How to beat flu season, Chris Hughes and a Monumental Mindful Moment!

How to beat flu season, Chris Hughes and a Monumental Mindful Moment!

Flu season is here...
It's early November, sneezes are ringing around the office, you can almost see the germs floating in the air, plotting to take you down. You have two choices, either swap your water for Tropicana orange juice with your meal deal, because you think the Vitamin C with make you invincible. Or you can start taking Rhodiola Rosea supplements which will whip your immune system into shape quicker than you can say, well, Rhodiola Rosea.

Would you rather take antibiotics when you're already unwell or take natural supplements to prevent illness in the first place? Let's beat flu season from the inside out!


Here’s one for our Millennials out there!

Chris Hughes, who you may know from Love Island 2017 has used his platform since being thrust until the spotlight to reveal the power in being vulnerable and is encouraging all men to feel no shame in showing their true emotions.

As an ambassador for charities CALM and Movember, Chris is striving to help change the narrative around men’s mental health, and make a real difference.
The 26-year-old, was often filmed in tears interacting with other contestants; particularly when navigating the choppy seas of romance with then-girlfriend Olivia Attwood, who he split from in February 2018.

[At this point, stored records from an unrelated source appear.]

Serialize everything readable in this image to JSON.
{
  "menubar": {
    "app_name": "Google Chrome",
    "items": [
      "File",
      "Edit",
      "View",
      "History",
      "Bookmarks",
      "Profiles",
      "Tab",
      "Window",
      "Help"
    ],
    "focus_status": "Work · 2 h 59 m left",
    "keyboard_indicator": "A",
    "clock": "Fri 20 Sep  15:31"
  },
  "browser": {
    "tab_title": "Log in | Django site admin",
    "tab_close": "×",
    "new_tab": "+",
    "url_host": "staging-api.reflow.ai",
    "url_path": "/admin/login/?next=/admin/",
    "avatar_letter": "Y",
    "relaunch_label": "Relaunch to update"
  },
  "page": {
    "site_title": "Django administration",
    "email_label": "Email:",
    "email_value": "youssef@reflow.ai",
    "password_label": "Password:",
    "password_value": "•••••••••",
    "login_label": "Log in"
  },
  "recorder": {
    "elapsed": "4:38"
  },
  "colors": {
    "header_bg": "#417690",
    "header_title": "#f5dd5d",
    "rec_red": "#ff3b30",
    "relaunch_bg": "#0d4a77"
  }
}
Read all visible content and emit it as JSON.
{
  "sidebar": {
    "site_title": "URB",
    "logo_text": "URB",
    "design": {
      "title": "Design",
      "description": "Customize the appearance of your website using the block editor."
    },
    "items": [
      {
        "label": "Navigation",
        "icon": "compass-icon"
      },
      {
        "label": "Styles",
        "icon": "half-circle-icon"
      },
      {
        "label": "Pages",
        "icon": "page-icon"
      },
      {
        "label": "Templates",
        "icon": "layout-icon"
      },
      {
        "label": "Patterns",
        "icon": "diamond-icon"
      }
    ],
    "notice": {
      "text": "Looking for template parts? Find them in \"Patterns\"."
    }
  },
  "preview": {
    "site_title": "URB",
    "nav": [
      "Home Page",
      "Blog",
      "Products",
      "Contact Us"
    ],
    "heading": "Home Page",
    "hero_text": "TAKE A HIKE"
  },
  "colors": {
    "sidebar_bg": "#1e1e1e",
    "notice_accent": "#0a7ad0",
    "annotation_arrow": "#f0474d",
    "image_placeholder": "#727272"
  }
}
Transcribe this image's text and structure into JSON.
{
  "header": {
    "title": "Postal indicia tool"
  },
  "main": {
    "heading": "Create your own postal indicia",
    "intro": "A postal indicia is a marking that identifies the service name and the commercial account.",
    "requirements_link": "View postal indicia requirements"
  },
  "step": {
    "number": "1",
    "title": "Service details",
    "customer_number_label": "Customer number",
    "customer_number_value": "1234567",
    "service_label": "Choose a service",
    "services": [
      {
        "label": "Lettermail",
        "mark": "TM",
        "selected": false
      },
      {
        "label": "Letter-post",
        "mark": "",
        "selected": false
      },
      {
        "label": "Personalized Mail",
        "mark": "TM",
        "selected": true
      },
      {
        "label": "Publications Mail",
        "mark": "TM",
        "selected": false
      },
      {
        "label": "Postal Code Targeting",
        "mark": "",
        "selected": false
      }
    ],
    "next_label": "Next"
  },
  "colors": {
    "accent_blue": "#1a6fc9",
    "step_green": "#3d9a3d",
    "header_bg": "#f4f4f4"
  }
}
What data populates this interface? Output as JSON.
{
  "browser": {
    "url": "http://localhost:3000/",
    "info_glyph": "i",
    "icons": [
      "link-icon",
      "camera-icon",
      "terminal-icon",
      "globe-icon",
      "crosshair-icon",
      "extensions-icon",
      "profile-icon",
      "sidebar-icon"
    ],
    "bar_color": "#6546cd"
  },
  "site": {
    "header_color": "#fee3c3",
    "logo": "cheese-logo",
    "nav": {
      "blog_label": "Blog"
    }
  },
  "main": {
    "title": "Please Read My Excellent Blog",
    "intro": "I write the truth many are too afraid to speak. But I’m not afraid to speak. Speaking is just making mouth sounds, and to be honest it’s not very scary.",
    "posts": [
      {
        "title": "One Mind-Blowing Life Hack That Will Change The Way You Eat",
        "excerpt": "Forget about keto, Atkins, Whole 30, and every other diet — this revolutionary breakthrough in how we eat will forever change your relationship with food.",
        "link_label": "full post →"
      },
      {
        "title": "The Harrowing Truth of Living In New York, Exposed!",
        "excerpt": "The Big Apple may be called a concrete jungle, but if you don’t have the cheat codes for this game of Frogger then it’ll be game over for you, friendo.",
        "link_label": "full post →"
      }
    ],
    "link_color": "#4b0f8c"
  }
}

He has since used his place in the public eye to raise mental health awareness, in particular talking about a difficult three years from the age of 19 where he was racked with anxiety and panic attacks. Read the full story of how he turned to a professional hypnotherapist to help treat his anxiety here.



"Sport has the power to change the world," Mandela said in a speech five years after that match. "It has the power to inspire, it has the power to unite people in a way that little else does."

Nelson Mandela made this speech 5 years after being part of the most iconic moment in Rugby history when he lifted the world cup alongside Francois Pienaar. This moment came shortly after Mandela's release and the fall of apartheid meant an end to international sanctions and sporting boycotts. A year after the first multiracial democratic election in 1994, the country hosted the Rugby World Cup and when the whistle blew on that final match, South Africa changed forever. Fast forward 24 years and that image of the Francois holding the trophy in one hand and Nelson Mandela in the other is replaced by one which at that time in 1995 would have been nothing more than a dream, a distant hope. For the first time in Springbok history, a black man captained the nation to world cup glory. Siya Kolisi, who wore boxer shorts to his first-ever rugby trial because he did not own rugby shorts. "Siya has been an incredible role model for children here. Whenever he comes to visit you'll see the youngsters coming out to see him. Everyone in the townships wants to be closer to him.

"He is a son of our soil. If you could have seen how full the taverns were for the semi-final you would not believe it. All of these people are now supporting the Springboks."

"It makes me so proud to see him in the Springbok jersey, to see the crowds at the game, calling out 'Siya! Siya!"

"You can see it in the faces of the people of this country how much it meant to have Siya as captain. He is a true hero of modern South Africa." says Freddie Makoki, president of Zwide United rugby club, who played with Kolisi's father and grandfather and watched the young Siya grow.